-------- EXERCISE MATERIALS

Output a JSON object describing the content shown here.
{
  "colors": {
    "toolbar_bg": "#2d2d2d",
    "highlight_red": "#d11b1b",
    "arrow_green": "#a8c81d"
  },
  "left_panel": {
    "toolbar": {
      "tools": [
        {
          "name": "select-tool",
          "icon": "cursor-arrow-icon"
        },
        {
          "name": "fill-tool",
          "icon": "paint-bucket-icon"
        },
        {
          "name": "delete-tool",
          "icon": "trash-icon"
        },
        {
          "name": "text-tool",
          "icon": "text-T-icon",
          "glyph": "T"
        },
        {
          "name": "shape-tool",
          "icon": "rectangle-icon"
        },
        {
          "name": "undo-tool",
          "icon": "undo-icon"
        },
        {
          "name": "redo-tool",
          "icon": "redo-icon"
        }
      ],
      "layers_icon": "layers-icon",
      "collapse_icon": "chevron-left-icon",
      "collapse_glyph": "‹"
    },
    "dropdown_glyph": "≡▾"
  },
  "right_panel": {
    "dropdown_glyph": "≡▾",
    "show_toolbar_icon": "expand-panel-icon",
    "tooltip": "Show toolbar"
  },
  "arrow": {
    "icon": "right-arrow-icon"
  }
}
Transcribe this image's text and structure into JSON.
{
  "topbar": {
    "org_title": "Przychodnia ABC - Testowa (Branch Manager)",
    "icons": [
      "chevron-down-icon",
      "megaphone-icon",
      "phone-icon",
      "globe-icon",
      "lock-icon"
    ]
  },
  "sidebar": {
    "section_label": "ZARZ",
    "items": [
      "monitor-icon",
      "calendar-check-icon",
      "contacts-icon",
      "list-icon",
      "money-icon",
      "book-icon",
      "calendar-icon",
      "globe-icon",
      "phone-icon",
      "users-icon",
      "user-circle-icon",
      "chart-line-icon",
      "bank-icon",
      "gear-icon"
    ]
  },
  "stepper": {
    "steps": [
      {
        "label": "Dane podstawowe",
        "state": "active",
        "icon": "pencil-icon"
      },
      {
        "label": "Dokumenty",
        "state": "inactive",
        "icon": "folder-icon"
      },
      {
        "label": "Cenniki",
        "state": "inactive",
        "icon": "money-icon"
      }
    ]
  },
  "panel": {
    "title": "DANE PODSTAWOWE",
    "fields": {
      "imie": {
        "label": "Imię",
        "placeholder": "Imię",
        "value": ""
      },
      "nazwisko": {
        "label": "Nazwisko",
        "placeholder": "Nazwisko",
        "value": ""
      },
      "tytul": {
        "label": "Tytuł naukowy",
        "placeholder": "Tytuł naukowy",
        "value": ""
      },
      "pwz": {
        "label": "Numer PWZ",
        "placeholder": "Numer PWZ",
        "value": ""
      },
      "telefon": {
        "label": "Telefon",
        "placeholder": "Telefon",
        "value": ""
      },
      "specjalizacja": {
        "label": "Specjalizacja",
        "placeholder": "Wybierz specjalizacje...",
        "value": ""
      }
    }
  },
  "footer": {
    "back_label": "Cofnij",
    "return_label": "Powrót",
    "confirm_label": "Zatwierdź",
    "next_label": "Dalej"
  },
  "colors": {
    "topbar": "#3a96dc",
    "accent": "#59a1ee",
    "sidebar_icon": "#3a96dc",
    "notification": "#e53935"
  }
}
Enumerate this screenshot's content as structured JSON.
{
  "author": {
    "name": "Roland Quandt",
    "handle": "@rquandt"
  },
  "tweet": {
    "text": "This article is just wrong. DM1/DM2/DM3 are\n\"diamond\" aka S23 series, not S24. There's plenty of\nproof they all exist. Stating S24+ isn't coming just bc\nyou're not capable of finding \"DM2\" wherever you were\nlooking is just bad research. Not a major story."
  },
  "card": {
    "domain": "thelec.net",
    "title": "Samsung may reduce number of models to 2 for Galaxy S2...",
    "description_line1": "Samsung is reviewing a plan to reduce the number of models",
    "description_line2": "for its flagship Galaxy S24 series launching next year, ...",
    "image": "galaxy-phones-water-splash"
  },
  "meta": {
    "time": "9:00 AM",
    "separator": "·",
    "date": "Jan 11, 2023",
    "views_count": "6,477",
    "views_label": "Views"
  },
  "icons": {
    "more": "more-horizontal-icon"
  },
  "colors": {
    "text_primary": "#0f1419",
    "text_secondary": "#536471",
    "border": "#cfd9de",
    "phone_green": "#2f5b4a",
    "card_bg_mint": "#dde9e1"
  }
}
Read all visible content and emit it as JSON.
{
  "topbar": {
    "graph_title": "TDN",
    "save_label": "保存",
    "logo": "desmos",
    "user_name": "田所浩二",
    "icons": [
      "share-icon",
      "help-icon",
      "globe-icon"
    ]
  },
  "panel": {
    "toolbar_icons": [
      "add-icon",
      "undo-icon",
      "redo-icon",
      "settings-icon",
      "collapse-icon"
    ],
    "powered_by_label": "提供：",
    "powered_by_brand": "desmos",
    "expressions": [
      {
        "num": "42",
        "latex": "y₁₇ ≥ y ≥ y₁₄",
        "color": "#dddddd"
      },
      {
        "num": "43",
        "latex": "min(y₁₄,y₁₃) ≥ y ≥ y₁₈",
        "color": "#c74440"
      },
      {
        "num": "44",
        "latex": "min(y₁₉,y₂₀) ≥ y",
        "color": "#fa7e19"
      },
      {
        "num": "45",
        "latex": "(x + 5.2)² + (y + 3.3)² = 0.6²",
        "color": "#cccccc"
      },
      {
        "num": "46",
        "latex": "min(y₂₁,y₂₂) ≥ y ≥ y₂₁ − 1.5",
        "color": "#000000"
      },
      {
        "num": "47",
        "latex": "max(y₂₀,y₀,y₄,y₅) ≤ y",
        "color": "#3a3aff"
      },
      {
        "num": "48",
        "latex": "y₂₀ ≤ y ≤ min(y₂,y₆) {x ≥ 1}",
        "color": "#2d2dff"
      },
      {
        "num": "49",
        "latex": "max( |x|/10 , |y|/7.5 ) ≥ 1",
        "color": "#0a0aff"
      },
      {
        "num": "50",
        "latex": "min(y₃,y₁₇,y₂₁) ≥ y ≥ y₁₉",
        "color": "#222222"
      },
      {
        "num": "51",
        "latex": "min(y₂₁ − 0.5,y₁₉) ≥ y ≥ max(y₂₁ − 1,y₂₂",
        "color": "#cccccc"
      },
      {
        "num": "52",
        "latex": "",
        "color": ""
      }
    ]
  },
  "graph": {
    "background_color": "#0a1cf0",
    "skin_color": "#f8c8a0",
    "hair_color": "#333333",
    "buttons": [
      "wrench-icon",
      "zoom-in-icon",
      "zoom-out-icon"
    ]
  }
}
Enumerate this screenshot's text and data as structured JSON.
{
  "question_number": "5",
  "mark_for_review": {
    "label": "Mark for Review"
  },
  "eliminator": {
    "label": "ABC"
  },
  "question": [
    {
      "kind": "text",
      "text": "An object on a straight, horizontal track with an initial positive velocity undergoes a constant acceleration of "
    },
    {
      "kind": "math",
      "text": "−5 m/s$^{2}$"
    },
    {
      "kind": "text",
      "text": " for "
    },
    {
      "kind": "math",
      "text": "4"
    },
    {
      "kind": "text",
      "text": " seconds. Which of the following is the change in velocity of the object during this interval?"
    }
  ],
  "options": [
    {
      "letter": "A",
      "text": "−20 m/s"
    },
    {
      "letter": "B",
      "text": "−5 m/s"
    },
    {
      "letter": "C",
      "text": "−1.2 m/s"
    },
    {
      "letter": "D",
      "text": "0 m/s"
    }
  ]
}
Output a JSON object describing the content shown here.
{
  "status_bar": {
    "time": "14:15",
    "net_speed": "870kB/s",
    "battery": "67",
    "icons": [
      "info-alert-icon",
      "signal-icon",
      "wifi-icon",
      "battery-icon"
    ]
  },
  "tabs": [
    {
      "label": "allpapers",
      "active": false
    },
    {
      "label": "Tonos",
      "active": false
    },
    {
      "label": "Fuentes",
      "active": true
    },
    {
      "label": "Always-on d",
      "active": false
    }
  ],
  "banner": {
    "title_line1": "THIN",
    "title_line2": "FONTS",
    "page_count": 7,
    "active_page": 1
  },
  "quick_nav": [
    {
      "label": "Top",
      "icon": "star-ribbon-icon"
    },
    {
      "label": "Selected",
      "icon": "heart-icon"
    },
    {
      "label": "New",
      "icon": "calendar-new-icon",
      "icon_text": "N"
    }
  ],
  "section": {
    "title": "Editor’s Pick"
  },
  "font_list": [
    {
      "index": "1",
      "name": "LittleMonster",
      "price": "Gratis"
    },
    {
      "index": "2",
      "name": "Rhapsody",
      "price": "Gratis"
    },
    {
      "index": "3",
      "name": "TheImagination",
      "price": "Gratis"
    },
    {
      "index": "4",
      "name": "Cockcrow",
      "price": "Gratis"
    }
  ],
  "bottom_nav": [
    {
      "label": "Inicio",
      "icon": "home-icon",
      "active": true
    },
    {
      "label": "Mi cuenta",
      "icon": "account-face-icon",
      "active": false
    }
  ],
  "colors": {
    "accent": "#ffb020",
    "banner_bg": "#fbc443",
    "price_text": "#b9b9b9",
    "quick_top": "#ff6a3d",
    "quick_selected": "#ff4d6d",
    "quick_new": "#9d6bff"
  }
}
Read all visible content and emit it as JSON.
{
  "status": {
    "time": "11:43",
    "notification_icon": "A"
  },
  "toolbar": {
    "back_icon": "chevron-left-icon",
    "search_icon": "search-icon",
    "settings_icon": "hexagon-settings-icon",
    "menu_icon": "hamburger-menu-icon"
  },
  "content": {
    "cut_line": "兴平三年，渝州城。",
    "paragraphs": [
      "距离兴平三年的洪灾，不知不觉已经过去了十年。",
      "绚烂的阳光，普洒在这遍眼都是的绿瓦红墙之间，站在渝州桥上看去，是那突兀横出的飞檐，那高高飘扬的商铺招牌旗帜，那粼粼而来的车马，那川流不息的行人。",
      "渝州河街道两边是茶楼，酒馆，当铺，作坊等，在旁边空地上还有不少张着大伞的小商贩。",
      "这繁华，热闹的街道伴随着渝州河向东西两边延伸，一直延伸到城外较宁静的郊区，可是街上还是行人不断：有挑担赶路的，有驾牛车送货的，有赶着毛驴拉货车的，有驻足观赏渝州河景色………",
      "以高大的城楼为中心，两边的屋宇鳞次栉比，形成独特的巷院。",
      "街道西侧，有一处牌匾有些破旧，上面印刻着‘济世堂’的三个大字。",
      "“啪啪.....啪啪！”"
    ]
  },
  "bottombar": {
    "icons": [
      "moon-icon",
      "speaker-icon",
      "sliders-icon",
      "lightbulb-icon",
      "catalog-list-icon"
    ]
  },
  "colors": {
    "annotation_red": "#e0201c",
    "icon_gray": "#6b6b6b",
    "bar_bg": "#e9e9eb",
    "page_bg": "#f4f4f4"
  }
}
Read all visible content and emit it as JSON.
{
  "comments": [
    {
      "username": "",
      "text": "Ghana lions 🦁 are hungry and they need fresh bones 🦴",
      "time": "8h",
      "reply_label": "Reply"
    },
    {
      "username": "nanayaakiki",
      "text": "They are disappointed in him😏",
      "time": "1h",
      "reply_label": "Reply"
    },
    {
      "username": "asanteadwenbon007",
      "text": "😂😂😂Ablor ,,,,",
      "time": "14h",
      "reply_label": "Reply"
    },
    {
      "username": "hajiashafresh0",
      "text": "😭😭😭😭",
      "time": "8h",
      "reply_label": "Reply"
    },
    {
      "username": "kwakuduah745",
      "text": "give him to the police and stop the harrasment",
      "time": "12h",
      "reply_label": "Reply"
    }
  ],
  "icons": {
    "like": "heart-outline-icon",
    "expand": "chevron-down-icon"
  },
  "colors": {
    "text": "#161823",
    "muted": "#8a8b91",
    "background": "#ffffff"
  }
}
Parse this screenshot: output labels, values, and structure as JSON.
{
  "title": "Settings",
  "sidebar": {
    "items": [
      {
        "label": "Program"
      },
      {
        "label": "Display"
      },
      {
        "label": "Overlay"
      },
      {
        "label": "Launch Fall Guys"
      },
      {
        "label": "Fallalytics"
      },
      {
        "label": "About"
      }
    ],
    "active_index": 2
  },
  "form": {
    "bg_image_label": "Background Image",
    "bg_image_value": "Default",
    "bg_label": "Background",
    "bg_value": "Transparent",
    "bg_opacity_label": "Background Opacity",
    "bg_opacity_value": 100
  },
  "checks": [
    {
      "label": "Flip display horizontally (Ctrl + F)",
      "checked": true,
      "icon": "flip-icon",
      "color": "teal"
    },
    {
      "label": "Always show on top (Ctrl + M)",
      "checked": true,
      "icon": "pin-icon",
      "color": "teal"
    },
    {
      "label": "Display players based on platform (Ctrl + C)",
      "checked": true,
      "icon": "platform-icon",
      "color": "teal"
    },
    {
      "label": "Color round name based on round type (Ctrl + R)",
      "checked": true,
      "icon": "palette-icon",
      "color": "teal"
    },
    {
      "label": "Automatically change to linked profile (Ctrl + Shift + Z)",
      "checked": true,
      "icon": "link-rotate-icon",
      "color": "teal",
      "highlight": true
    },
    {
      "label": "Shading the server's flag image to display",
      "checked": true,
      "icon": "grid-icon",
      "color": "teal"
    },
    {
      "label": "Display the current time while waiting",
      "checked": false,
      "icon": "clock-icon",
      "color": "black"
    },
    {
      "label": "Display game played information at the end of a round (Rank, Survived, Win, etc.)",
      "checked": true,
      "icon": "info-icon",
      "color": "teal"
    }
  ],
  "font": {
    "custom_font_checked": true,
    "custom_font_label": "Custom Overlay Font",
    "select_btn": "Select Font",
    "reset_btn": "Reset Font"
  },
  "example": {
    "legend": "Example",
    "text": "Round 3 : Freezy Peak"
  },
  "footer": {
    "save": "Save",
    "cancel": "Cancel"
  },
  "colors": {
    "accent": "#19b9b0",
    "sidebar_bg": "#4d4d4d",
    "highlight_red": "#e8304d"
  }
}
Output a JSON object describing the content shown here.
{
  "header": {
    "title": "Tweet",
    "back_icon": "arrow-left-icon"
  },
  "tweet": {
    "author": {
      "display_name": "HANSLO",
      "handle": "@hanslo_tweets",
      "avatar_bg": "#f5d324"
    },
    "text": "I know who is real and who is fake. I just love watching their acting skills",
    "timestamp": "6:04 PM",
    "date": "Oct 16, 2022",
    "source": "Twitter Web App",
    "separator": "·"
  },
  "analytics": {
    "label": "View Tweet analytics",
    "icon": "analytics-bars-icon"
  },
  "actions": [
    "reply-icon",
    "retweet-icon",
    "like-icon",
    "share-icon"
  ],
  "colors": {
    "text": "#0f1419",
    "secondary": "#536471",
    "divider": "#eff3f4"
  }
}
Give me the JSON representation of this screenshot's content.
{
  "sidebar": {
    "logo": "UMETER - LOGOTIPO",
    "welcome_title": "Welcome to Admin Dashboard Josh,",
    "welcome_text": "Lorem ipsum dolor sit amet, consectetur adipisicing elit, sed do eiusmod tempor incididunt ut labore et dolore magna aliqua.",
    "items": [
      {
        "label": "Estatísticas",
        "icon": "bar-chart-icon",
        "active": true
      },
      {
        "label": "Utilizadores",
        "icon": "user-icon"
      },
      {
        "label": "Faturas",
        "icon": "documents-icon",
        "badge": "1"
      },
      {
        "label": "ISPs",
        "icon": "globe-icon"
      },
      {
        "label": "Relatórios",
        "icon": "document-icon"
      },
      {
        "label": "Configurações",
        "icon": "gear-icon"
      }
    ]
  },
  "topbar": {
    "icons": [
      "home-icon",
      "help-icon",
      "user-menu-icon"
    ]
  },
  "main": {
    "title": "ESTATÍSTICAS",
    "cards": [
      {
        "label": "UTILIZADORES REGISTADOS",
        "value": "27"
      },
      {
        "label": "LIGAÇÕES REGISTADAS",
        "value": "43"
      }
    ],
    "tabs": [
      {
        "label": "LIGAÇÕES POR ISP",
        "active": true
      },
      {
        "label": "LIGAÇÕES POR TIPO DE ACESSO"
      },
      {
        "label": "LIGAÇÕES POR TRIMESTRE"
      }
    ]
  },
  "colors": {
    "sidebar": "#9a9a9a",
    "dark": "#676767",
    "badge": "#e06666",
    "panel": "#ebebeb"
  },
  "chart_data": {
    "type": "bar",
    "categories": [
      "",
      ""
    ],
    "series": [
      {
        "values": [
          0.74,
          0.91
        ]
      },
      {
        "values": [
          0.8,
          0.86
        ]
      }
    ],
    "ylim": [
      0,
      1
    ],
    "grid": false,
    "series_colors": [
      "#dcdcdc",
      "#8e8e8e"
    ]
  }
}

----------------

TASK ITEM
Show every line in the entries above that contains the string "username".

ANSWER SPACE
      "username": "",
      "username": "nanayaakiki",
      "username": "asanteadwenbon007",
      "username": "hajiashafresh0",
      "username": "kwakuduah745",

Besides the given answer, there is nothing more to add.